After last week’s car-crash of an episode, the show wisely tacks back to the Presidential campaign, which has generally proved more fertile this season. Mellie and Susan are neck-and-neck on the GOP side, with (Donald Trump) a distant third. Next up is the Florida primary, a big prize; and one which can be more or less guaranteed, apparently, by the endorsement of the state’s Governor, Louise Baker. Her position, as expressed to David Rosen, is that Mellie is the better candidate… but she would throw her weight behind Susan were David to ensure that an investigation into one of her Big Sugar donors is dropped. Susan, of course, refuses to countenance it; David, still trying to impress on her that he’s a good guy after all, won’t do it either; and the two of them, still in a sham relationship, edge closer to reconciliation.

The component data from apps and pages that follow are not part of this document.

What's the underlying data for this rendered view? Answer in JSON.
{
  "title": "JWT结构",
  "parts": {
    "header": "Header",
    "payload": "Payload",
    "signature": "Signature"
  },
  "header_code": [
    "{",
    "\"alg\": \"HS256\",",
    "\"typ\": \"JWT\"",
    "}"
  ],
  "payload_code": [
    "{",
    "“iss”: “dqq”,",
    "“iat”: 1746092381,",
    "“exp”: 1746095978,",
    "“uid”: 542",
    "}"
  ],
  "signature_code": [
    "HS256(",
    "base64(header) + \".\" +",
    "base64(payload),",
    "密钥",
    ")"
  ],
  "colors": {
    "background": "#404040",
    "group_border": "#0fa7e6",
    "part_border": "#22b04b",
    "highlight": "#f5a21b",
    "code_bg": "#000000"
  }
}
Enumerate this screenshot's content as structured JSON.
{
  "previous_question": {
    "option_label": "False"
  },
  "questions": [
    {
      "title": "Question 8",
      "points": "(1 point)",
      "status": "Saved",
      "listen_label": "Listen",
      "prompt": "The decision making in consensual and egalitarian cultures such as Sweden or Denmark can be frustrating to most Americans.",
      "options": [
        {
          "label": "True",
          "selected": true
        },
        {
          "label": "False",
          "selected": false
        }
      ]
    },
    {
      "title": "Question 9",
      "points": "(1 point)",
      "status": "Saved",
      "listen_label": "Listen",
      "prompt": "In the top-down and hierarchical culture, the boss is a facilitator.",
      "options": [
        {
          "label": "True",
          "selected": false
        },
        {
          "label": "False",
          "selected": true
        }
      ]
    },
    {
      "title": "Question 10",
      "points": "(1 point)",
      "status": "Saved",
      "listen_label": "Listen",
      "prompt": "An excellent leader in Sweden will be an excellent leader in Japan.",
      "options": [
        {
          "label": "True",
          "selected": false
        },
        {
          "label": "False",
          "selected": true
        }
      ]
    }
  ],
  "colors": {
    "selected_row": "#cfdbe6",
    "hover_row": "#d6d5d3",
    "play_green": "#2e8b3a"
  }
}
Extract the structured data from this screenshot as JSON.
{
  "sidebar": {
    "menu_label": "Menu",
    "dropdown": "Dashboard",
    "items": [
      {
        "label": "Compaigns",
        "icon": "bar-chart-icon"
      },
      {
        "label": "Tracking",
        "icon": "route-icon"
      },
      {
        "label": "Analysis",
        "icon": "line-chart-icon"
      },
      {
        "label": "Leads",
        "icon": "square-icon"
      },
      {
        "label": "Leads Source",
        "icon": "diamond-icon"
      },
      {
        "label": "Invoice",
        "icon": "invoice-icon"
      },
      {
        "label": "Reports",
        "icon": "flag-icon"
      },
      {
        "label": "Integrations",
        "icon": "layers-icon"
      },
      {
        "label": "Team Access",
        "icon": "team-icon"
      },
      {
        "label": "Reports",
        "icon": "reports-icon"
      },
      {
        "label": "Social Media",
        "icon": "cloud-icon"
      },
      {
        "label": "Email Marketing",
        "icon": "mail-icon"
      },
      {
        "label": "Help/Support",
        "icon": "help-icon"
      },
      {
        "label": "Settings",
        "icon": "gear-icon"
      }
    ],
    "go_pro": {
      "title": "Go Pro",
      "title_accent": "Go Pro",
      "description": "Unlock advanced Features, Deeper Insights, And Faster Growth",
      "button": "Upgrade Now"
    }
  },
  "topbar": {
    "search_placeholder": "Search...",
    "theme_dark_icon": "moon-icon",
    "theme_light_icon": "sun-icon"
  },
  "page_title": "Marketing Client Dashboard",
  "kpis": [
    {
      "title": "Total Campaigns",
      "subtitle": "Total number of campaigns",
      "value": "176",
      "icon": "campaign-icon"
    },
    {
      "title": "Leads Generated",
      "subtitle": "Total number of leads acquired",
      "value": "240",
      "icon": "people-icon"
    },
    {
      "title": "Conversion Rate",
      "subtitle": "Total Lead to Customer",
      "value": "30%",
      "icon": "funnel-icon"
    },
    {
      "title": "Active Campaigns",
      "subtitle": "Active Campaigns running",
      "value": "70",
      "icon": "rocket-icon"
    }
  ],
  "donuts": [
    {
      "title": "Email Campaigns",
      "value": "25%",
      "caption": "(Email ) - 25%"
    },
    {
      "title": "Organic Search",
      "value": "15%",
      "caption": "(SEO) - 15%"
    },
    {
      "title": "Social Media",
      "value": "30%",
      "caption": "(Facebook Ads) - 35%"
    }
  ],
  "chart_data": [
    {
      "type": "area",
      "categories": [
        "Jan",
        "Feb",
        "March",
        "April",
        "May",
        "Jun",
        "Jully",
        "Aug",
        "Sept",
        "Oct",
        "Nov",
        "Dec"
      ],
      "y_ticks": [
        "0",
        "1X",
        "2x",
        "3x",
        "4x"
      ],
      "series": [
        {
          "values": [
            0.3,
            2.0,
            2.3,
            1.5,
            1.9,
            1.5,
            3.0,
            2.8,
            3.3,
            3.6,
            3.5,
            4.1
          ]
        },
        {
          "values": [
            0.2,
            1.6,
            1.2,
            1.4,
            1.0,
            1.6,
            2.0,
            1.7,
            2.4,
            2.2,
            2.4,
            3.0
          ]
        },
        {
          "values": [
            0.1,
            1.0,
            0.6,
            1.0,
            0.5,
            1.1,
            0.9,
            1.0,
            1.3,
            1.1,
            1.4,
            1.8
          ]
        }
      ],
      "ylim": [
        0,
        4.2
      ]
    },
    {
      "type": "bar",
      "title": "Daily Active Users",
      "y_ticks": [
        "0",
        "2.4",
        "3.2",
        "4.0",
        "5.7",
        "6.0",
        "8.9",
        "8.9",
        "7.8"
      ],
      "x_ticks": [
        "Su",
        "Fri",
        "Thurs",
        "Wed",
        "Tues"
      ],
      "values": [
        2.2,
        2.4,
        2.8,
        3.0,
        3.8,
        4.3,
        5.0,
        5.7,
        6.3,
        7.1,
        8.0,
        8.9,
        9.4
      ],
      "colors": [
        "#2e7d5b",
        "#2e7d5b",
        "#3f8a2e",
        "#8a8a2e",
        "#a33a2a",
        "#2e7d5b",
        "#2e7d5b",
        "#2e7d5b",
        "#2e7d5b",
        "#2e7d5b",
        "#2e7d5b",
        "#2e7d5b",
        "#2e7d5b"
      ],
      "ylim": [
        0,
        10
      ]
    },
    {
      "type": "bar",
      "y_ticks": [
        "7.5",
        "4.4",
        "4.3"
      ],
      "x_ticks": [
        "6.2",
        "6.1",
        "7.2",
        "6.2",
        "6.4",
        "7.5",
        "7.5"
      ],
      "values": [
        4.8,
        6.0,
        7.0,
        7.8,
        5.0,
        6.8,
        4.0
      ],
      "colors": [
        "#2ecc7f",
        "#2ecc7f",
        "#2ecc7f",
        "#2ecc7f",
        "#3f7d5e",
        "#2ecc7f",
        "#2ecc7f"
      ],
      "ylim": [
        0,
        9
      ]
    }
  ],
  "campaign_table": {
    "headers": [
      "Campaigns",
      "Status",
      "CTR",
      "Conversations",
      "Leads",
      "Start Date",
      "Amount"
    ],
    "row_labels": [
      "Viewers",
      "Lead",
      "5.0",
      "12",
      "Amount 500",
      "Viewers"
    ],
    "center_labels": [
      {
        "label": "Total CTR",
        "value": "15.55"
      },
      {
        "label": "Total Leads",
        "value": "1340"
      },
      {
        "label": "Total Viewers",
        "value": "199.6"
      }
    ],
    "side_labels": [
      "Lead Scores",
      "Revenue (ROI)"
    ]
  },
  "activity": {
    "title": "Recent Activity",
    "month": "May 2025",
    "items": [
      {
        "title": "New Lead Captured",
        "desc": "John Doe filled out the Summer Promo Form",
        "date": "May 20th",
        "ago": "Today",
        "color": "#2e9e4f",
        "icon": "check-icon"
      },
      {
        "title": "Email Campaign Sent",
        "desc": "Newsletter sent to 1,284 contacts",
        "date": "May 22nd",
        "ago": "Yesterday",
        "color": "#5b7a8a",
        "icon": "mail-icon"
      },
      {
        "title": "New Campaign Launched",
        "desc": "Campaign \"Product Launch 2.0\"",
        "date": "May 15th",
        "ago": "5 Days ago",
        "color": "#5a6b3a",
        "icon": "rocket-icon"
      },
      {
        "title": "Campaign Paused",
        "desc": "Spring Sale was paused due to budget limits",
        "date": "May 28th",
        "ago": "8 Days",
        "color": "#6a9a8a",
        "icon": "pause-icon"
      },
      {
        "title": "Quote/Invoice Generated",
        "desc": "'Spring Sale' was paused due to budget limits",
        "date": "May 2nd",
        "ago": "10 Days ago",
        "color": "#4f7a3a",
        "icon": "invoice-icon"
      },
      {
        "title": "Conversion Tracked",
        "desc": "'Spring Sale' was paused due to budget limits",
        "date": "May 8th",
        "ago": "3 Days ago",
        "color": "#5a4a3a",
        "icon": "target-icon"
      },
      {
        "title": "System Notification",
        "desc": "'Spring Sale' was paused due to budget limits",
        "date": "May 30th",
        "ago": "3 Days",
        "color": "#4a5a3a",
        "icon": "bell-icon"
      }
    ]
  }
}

The battle for the nomination, though, is almost beside the point; the real fight is between between Olivia and Abby, both of whom seem to have taken leave of their senses. Mellie is about to fly to Florida, but can’t leave until Air Force One – at the same airport – takes off, because protocol. So Abby decides that the Presidential plane has a mechanical fault which prevents wheels-up, which keeps Mellie’s plane stranded as well. In fairness, it’s a good idea, and it works: only Marcus, the Mellie Whisperer, can keep her calm. (Presumably something’s gonna happen there…?)
‘Campaign Catfight’, as the cable news channels are calling it, is only resolved when Mellie takes matters into her own hands and walks onto the tarmac, in the face of Olivia’s increasingly hysterical instructions not to do any such thing. Fitz realises he can’t leave her there and joins her, and they negotiate a resolution. Although not before Mellie makes a stray remark about Olivia killing someone and Fitz is all, too soon; he then realises that Mellie doesn’t actually know about Olivia crushing Andrew’s skull with a chair – lucky Mellie – and suggests that everyone should make sure that Olivia is eating, sleeping, and exercising. No-one seems to worry about whether Olivia is in the right job at this moment in time, but it’s Scandal. Anyway, the whole sequence is dramatic and effective TV.
But then POTUS, having agreed to move his plane, has to stand up to Abby, whose behaviour throughout the episode is quite remarkable. At one point she bemoans the way in which she’s treated compared to Cyrus, but I honestly can’t remember Cyrus – who, after all, was an experienced political operative and long-time friend of the President – ever speaking to Fitz the way Abby does. “I run you. You run the country. And you don’t question it.” she snaps at one point. Really, Abby? Amazingly, yet again she remains in post.
After all that Governor Baker endorses Susan, who doesn’t know that David made the deal anyway. Oh, David. Something else for Susan to find out. I’m more certain than ever that they’ll reconcile and then the other shoe will drop. But it doesn’t matter: after the “catfight” the Florida Republicans decide to go for (Donald Trump), who is, of course, a man. Can’t trust them women, eh? Which forces Abby and Olivia into the same room, to conclude that they need to join forces to take him down. I’d have wanted it to happen another way, but if we’re getting the two of them working together again I’m good with that.
There’s much less happening on the Democratic side: Cyrus, inevitably, manoeuvres Vargas’s brother – who should, I suppose, be grateful that he hasn’t been gunned down – out of the campaign. Bafflingly, though, Cyrus’s pretend marriage to Michael seems at some point to have become a real one. Michael’s fee-fees are hurt because Cyrus is sleeping with someone else. Since when did Michael care? Well, he cares enough to leave Cyrus. I’m not sure I care about either of them – or, indeed, anyone on the show apart from Susan. But ‘Buckle Up’ had no Rowan and no Jake, and even if Olivia and her PTSD is an arc which refuses to go away I was much more entertained this week.